WORK ORDER -
A copy is needed of each line in the records that has the word "Size".
↓
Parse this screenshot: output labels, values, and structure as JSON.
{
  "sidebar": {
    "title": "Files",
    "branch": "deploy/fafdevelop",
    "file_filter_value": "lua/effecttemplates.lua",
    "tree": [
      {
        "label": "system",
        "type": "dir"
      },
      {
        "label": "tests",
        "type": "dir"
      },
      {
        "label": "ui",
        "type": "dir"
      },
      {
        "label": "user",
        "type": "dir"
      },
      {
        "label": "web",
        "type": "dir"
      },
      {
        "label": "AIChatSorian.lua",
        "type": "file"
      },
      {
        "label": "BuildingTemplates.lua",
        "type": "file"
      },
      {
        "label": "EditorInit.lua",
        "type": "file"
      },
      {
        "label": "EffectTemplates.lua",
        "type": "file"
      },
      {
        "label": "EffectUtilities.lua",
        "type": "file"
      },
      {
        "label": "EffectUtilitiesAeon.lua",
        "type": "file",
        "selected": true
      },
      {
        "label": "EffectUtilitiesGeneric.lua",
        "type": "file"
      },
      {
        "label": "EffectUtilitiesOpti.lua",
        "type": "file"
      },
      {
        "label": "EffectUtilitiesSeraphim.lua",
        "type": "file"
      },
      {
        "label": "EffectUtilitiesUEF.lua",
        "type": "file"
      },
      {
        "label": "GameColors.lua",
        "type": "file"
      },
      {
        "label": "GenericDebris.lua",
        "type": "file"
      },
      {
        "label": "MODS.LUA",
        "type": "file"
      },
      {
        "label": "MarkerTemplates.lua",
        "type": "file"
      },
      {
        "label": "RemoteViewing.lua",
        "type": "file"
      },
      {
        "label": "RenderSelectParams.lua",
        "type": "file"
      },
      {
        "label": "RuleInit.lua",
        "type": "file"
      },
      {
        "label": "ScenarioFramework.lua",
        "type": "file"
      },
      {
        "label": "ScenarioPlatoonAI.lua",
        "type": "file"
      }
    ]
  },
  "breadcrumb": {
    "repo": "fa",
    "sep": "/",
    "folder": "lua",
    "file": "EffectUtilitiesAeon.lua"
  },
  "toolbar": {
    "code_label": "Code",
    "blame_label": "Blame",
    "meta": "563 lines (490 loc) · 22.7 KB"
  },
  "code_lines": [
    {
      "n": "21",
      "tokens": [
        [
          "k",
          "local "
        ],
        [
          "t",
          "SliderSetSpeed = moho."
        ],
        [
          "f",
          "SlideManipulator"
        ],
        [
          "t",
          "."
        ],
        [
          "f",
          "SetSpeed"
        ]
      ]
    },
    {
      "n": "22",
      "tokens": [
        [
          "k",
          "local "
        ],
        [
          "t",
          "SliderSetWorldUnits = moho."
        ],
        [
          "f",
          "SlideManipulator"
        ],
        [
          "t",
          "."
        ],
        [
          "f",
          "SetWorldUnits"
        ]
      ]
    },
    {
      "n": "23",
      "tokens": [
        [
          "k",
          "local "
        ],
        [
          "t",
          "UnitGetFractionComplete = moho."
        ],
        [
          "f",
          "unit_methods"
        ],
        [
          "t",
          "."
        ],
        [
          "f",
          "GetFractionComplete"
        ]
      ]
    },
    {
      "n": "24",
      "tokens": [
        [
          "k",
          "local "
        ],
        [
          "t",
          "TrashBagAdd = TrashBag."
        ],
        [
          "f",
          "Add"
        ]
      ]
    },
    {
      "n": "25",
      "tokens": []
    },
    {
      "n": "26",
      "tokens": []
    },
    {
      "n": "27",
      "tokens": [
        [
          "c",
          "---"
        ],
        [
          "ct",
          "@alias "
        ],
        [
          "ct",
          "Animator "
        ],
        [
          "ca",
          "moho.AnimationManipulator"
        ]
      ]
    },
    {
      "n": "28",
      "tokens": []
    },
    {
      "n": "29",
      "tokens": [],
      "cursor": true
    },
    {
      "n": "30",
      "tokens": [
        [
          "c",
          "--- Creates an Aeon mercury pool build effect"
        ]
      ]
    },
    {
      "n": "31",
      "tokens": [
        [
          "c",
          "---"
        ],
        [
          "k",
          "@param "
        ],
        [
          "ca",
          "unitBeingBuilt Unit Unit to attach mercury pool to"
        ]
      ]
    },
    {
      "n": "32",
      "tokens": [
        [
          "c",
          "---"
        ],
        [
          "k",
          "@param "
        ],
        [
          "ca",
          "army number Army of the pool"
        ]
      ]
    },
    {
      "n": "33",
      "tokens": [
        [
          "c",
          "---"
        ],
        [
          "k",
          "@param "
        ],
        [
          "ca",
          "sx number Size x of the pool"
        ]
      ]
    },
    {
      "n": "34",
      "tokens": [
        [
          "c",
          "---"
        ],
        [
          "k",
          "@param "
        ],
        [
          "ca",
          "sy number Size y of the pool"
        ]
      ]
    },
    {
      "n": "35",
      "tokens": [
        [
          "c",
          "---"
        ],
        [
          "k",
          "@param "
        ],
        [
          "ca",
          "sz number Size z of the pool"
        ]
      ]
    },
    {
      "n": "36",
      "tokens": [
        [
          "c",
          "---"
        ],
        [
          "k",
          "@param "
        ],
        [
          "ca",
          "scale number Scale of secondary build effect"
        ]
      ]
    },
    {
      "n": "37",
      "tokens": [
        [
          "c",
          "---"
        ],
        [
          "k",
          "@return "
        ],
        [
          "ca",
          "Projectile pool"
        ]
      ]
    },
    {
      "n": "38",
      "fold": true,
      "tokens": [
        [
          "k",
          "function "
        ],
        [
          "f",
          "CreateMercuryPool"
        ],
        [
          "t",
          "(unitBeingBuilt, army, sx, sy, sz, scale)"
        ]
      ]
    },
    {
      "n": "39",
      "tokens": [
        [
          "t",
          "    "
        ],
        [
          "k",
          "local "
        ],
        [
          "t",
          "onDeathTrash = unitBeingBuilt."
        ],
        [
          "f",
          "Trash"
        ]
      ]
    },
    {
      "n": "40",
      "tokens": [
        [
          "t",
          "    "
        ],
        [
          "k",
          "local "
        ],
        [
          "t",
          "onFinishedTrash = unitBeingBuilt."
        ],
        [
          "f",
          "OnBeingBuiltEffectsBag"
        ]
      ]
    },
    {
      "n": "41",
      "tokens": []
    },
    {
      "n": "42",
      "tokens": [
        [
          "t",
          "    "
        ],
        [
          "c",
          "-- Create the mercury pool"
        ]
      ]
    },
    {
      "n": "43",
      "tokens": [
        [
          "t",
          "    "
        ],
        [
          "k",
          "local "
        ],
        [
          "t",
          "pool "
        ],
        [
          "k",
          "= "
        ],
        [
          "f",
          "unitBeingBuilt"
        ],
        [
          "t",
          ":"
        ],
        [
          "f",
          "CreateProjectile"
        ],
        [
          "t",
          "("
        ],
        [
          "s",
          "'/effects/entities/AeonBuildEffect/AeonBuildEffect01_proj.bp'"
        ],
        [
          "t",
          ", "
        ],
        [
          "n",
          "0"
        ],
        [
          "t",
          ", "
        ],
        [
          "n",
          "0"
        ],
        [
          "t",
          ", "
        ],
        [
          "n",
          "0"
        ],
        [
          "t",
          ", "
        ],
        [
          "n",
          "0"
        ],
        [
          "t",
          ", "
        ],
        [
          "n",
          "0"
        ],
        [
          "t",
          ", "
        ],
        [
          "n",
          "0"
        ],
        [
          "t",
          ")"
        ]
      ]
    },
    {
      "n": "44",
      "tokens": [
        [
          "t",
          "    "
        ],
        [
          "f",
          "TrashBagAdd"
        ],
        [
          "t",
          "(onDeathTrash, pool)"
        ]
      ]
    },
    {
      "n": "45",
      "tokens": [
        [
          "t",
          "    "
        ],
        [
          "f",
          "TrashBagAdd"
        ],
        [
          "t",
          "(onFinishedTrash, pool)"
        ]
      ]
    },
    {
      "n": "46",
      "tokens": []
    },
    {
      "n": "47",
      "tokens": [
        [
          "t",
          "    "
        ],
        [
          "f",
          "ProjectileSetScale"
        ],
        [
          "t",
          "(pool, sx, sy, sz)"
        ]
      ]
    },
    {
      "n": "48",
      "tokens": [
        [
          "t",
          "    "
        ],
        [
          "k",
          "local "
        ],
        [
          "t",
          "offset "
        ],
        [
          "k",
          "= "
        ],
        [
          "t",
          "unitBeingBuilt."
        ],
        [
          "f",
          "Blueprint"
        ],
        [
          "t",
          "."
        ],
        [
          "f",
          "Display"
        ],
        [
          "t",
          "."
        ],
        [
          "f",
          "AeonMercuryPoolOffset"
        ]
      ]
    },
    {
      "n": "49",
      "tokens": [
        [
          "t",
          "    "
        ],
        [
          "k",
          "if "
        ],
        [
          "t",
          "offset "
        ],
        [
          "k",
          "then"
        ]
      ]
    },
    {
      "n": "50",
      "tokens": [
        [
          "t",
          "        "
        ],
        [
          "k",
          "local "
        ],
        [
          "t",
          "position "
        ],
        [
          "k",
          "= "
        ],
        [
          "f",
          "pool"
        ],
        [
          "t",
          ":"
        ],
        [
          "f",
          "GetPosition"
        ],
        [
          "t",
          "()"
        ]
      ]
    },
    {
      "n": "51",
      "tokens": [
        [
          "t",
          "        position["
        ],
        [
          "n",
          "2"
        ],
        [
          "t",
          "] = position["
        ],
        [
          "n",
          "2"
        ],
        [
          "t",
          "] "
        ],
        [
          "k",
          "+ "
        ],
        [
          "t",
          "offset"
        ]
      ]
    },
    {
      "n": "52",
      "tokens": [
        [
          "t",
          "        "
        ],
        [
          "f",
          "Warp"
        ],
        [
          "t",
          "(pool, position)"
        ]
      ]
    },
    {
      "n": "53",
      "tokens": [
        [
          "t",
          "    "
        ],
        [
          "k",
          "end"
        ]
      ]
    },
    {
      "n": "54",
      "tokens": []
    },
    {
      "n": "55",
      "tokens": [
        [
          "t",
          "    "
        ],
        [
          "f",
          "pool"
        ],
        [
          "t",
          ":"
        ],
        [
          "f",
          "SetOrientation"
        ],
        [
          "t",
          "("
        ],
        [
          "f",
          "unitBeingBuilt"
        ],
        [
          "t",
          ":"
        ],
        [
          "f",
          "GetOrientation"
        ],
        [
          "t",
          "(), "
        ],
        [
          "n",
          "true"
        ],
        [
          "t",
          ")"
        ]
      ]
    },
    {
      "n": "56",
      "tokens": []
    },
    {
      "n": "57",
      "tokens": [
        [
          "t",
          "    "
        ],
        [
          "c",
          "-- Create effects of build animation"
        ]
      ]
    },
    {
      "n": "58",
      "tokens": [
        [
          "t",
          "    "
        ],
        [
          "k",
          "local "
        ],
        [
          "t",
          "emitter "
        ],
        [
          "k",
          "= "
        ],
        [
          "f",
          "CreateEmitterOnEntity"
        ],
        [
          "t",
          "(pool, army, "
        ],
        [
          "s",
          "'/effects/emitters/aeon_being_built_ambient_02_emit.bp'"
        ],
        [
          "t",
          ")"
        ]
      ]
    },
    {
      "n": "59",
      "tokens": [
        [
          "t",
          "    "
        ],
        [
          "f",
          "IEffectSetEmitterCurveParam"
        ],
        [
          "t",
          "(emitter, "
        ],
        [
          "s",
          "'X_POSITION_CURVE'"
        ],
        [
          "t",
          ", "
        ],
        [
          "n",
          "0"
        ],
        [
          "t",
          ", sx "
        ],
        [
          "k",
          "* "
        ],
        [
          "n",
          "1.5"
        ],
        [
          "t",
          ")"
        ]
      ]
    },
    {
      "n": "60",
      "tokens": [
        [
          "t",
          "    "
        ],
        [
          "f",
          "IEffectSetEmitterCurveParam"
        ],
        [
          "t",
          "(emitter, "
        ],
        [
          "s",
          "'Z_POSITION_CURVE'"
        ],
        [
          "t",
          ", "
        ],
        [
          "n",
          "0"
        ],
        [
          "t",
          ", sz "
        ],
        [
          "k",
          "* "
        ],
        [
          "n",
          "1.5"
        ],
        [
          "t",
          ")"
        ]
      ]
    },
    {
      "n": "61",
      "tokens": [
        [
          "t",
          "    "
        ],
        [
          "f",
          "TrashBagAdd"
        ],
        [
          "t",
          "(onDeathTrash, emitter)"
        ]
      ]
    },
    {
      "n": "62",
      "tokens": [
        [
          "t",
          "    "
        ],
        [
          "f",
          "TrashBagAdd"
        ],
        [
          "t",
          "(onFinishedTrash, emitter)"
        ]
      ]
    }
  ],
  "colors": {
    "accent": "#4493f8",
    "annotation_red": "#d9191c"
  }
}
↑
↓
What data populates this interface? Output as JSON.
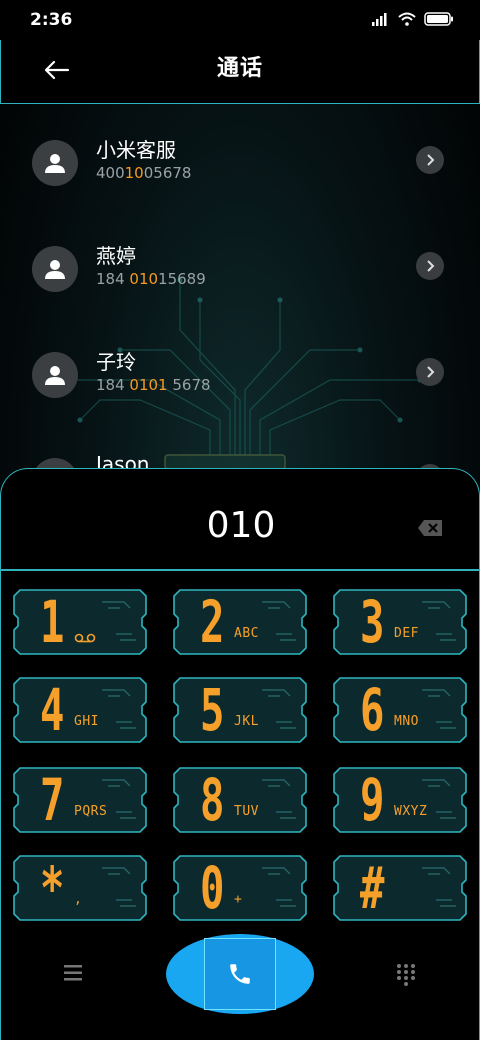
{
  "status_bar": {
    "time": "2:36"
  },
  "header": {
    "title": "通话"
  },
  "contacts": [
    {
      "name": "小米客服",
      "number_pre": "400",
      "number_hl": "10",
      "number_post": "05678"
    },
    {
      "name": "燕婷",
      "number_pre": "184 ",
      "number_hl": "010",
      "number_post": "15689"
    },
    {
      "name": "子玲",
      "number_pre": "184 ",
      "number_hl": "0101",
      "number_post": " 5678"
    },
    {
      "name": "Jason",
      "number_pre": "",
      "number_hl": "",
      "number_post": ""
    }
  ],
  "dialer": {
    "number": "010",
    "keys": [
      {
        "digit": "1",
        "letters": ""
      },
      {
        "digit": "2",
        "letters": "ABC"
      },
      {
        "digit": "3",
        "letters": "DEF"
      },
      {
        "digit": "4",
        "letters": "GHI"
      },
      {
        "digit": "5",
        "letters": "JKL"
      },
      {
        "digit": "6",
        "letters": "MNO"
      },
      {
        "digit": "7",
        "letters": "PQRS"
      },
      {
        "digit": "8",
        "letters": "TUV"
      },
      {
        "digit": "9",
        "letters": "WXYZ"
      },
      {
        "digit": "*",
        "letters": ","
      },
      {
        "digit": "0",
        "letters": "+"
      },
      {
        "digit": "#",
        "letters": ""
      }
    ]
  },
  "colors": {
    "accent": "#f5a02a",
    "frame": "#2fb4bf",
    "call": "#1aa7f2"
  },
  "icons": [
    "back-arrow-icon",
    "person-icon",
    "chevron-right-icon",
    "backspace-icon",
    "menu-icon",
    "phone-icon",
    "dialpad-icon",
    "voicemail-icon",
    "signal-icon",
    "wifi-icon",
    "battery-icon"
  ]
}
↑
EXERCISE RESULT -
          "sx number Size x of the pool"
          "sy number Size y of the pool"
          "sz number Size z of the pool"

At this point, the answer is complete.